One thing has become clear in my first couple years of having a farm: THE CHORES ARE NEVER DONE!
There's always fence to build, weeds to spray, and downed trees to clean up. If you're not a full-time farmer (only 24% of farmers with under 100 head have this as their primary source of income (USDA, 2011)), then time is in short supply. This causes you to prioritize the responsibilities and jobs filling your todo list. Something that consistently moves to the bottom of the list for many of these operators is detailed record keeping. Below, I'm going to highlight why keeping accurate, detailed records on a consistent basis creates value for your farm. I've included a few more important items that should not be neglected as well if at all possible.
"Now that I've bought mineral, what do I do with this receipt?"
Many times the answer to this question is to toss it into the glove box or wallet with all of the other receipts. This practice can create quite a chore as tax season arrives and you are tasked with collecting and categorizing all of your expenses to enable you or your accountant to file your taxes properly. How can you be sure you've got all of your receipts? What about these two that have faded so badly I can't read them? Luckily there is a remedy to these problems. HerdOne has an expense module that allows you to record expenses as they are incurred. You can even take a picture of the receipt and attach it to the expense. The great thing about keeping up with this important task throughout the year is that come tax time, all you have to do is print out the expense report from the 'Reports' page and all of the expense information required for your Schedule F is at your fingertips.
Animal records are another important part of the livestock management process. Having weight measurements of offspring for each cow allows you to make more informed cull decisions. Tracking the vaccination history of an animal can help prevent you from selling a cow with illegal tissue residue due to a recent antiobiotic. Knowing that a certain cow has historically had issues with her feet might lead you to sell her rather than deal with trimming or treating her feet every year. Having these records can help your farm stay compliant, make your operation more efficient, and add more to your bottom line.
With the IRS requirement of keeping your farm related records for a minimum of 3 years, having these records kept in a safe, secure, and accessible location is important. Also, if you have been BQA certified (https://www.bqa.org/), having historical records highlighting your compliant management practices is critical. We recommend www.herdone.com for all of your record keeping needs.
Soil Testing and Maintenance

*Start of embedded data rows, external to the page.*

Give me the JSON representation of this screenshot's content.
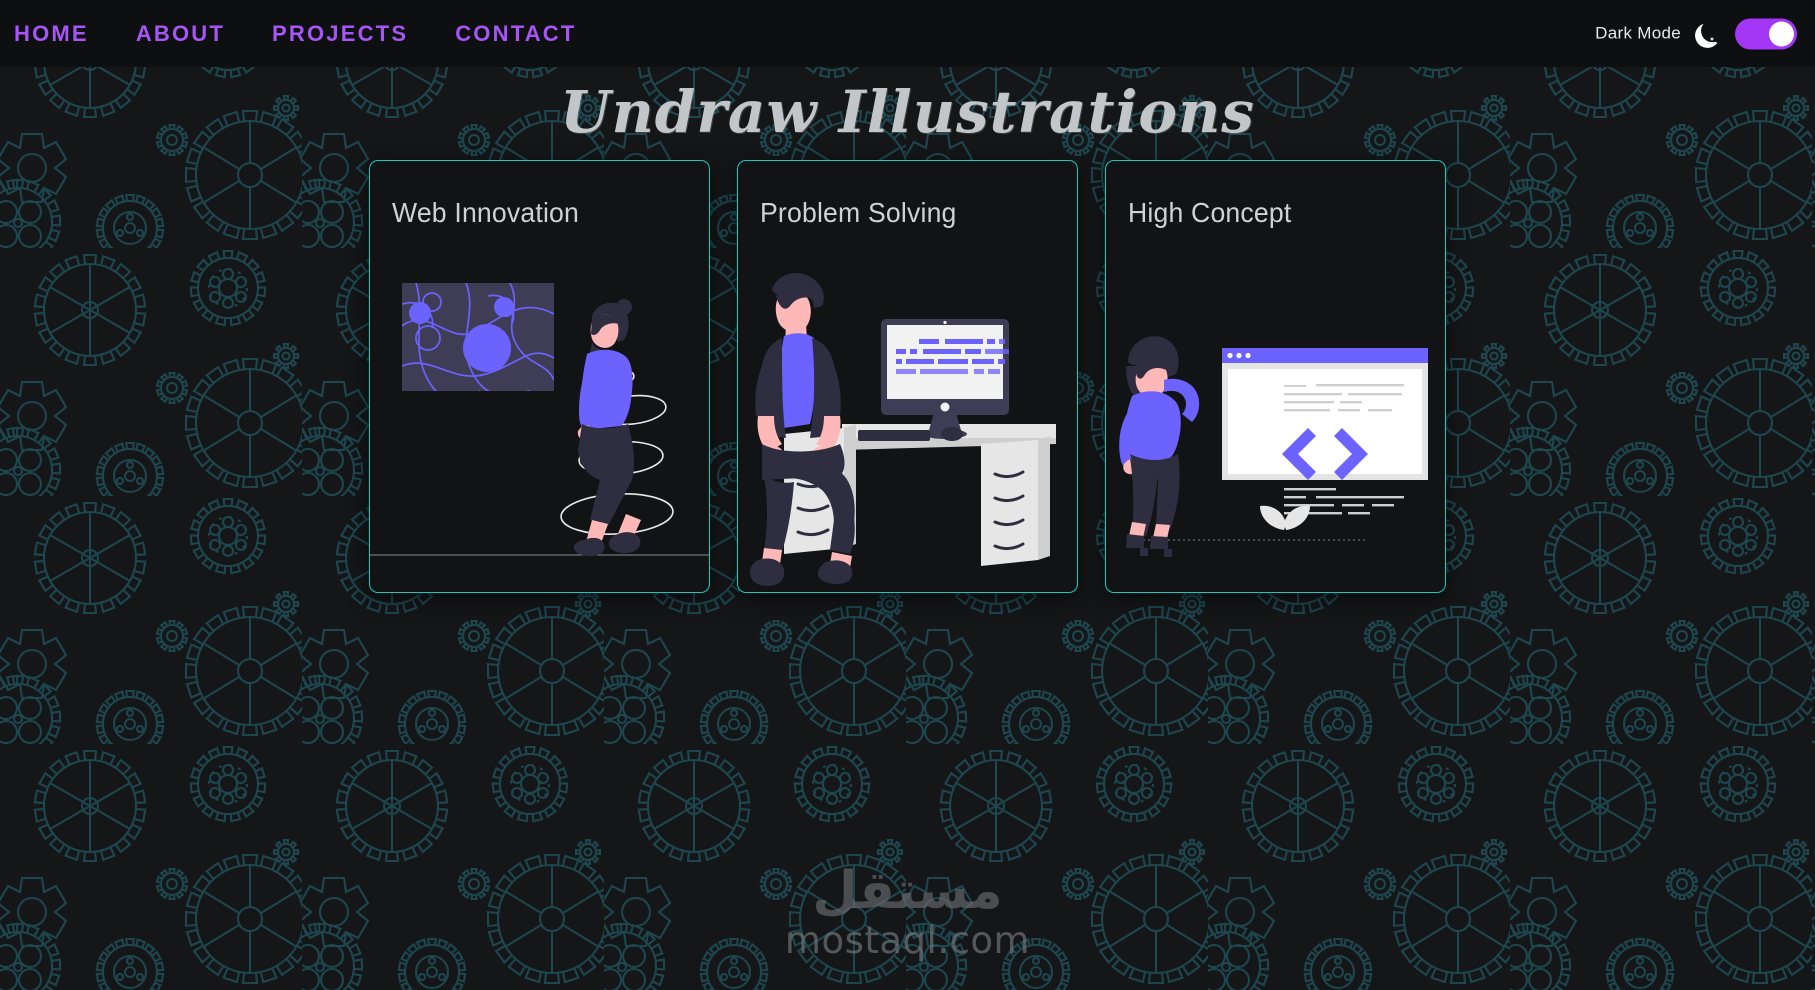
{
  "page": {
    "title": "Undraw Illustrations",
    "background_color": "#141618",
    "pattern": "gear-outline-pattern",
    "pattern_color": "#1d464f"
  },
  "navbar": {
    "background_color": "#0d0f10",
    "accent_color": "#a855f7",
    "links": [
      {
        "label": "HOME",
        "name": "home"
      },
      {
        "label": "ABOUT",
        "name": "about"
      },
      {
        "label": "PROJECTS",
        "name": "projects"
      },
      {
        "label": "CONTACT",
        "name": "contact"
      }
    ],
    "dark_mode": {
      "label": "Dark Mode",
      "icon": "moon-icon",
      "toggle_state": "on",
      "toggle_color": "#a335f5",
      "knob_color": "#ffffff"
    }
  },
  "cards": [
    {
      "title": "Web Innovation",
      "name": "web-innovation",
      "illustration": "woman-walking-with-abstract-panel",
      "border_color": "#17c9c0",
      "background_color": "#111314"
    },
    {
      "title": "Problem Solving",
      "name": "problem-solving",
      "illustration": "man-sitting-on-cabinet-beside-desk-with-monitor",
      "border_color": "#17c9c0",
      "background_color": "#111314"
    },
    {
      "title": "High Concept",
      "name": "high-concept",
      "illustration": "woman-standing-beside-browser-window-with-code-brackets",
      "border_color": "#17c9c0",
      "background_color": "#111314"
    }
  ],
  "watermark": {
    "arabic": "مستقل",
    "domain": "mostaql.com"
  },
  "illustration_palette": {
    "purple": "#6c63ff",
    "dark_navy": "#2f2e41",
    "slate": "#3f3d56",
    "skin": "#ffb8b8",
    "light_gray": "#e6e6e6",
    "off_white": "#f2f2f2",
    "white": "#ffffff"
  }
}
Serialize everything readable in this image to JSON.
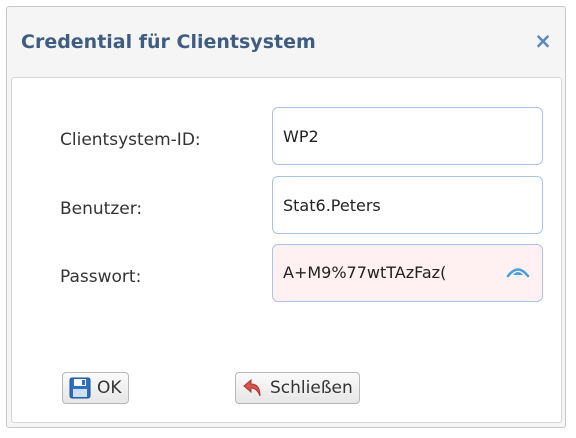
{
  "dialog": {
    "title": "Credential für Clientsystem",
    "close_glyph": "×"
  },
  "form": {
    "clientsystem_label": "Clientsystem-ID:",
    "clientsystem_value": "WP2",
    "benutzer_label": "Benutzer:",
    "benutzer_value": "Stat6.Peters",
    "passwort_label": "Passwort:",
    "passwort_value": "A+M9%77wtTAzFaz("
  },
  "buttons": {
    "ok_label": "OK",
    "close_label": "Schließen"
  },
  "icons": {
    "close": "close-icon",
    "reveal": "eye-reveal-icon",
    "save": "floppy-disk-icon",
    "undo": "undo-arrow-icon"
  },
  "colors": {
    "title": "#3f5d80",
    "accent": "#5b86c0",
    "field_border": "#a9c4e8",
    "password_bg": "#fff1f1",
    "undo_red": "#d9534f"
  }
}
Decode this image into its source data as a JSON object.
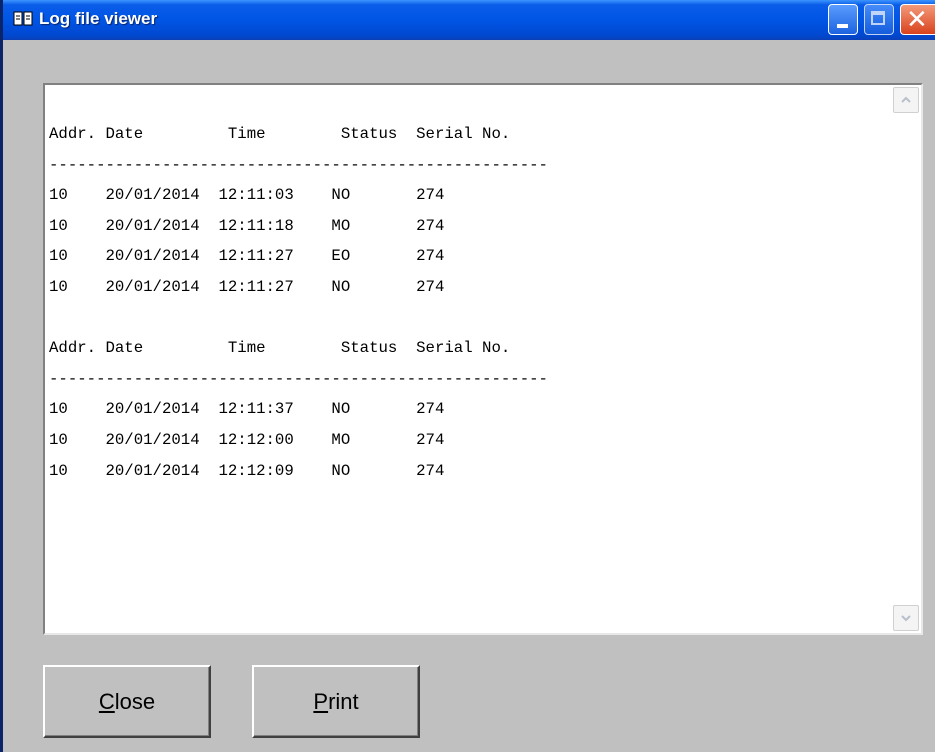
{
  "window": {
    "title": "Log file viewer",
    "icon": "book-icon"
  },
  "titlebar_buttons": [
    "minimize",
    "maximize",
    "close"
  ],
  "log": {
    "lines": [
      "Addr. Date         Time        Status  Serial No.",
      "-----------------------------------------------------",
      "10    20/01/2014  12:11:03    NO       274",
      "10    20/01/2014  12:11:18    MO       274",
      "10    20/01/2014  12:11:27    EO       274",
      "10    20/01/2014  12:11:27    NO       274",
      "",
      "Addr. Date         Time        Status  Serial No.",
      "-----------------------------------------------------",
      "10    20/01/2014  12:11:37    NO       274",
      "10    20/01/2014  12:12:00    MO       274",
      "10    20/01/2014  12:12:09    NO       274"
    ]
  },
  "buttons": {
    "close": {
      "accel": "C",
      "rest": "lose"
    },
    "print": {
      "accel": "P",
      "rest": "rint"
    }
  },
  "colors": {
    "titlebar": "#0055e5",
    "face": "#c0c0c0",
    "close_button": "#d9421d"
  }
}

One of my mentors who has been in the industry for over 30 years had a good word of advice, "If you're a cattle farmer, you're a grass farmer." If your soil is not in good shape, then you're not going to have great grass. Without great grass, it's going to be tough to have great cows.
That being said, it's important to have your soil tested at least on an annual basis. Many states provide free soil sample tests through university extension offices (if a resident of Arkansas, https://uaex.edu/environment-nature/soil/soil-test.aspx walks you through the entire process) and often, they will include with the test results advice on improving the soil quality. This includes material application (lime, fertilizer, etc.) as well as rate (pounds per acre) recommendations.
A pasture that is in good condition produces more, high-quality forage, allows for a higher animal to acre graze rate, and better handles drought conditions. So whether you're wanting to increase hay production or simply run a few more head in your cow pasture, look at implementing a soil management program in the coming year.
Proper Working Facilities
Prior to getting a corral put in place made out of blood, sweat, and steel, I had a cow come up with a huge swollen spot just forward from her rear hip. In an attempt to catch her and take her up to the local vet, I put together a small pen made out of t-posts and welded wire cattle panels. With some feed I was able to get her up and ready to load. Queue the squeaking and rattling of the cattle trailer pulling up and backing into place to load her up. I got into the pen to push her towards the trailer opening and much to my chagrin, she decided to go the other way, leaping into the jimmy-rigged perimeter I had put together. It of course laid over and she proceeded to trot away from the trailer through the field.
This affirmed what I already knew. Having proper working facilities helps you achieve the desired outcome, which usually doesn't include witnessing a jail break. They also help keep both the operator and the animal safe during the working process. These two things are of utmost importance for the longevity of your operation. There are many designs available to look through online if you're looking to build or modify a working facility of your own.
The past few years have involved a great deal of learning as well as progress on my farm. Growing up we had cattle but it's different when you're ultimately responsible for the thousands of dollars grazing out in the field. I have enjoyed growing my herd and learning how to manage the numerous changing responsibilities that come with each season. I hope you have enjoyed reading a little bit about my experiences thus far and would love for you to give our livestock management application located at www.herdone.com a try. I look forward to sharing more of my experiences in the near future.